▸ Goal of the exercise:
Copy out each line of the material in which the word "Violations" can be found.

▸ Exercise inputs:
+ + + + +

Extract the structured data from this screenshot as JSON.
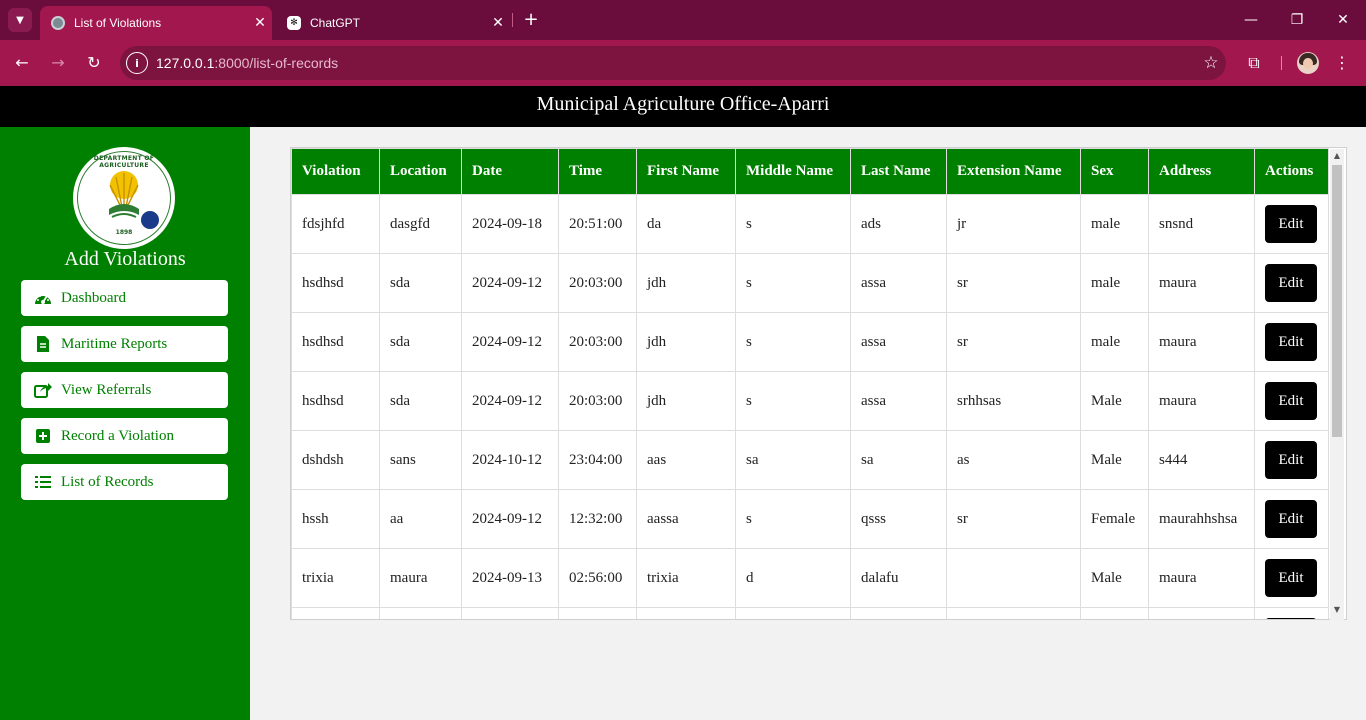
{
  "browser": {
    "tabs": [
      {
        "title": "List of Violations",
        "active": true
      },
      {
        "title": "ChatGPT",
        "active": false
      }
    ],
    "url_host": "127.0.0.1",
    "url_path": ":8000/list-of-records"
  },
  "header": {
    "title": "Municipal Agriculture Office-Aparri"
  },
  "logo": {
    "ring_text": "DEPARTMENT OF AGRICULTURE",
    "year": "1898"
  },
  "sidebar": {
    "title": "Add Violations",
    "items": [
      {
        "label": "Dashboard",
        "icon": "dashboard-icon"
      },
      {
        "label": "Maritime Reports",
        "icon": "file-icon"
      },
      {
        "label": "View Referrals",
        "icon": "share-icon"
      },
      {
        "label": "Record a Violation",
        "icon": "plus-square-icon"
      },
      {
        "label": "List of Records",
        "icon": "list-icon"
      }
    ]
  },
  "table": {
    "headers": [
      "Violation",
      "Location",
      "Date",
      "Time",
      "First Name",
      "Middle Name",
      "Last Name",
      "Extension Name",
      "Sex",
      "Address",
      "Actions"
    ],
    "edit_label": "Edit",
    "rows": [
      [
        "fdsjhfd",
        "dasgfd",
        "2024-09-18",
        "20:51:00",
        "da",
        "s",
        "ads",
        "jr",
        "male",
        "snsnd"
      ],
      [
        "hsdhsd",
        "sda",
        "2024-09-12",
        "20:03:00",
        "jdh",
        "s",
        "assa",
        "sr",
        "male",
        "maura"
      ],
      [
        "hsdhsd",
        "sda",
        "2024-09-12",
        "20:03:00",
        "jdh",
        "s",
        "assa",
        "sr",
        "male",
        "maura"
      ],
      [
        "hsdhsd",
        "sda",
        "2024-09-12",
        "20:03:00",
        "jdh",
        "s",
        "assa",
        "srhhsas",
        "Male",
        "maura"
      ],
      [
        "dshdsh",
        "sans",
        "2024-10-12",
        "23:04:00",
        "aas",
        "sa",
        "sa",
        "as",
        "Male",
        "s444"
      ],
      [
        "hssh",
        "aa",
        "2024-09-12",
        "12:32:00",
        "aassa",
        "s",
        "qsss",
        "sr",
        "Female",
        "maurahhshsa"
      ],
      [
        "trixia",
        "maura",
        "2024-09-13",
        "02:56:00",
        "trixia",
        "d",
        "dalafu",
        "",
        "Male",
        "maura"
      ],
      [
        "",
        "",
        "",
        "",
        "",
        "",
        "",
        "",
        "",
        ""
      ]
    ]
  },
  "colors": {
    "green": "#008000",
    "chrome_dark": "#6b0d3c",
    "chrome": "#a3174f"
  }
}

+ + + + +

▸ Task response:
        "title": "List of Violations",
    "title": "Add Violations",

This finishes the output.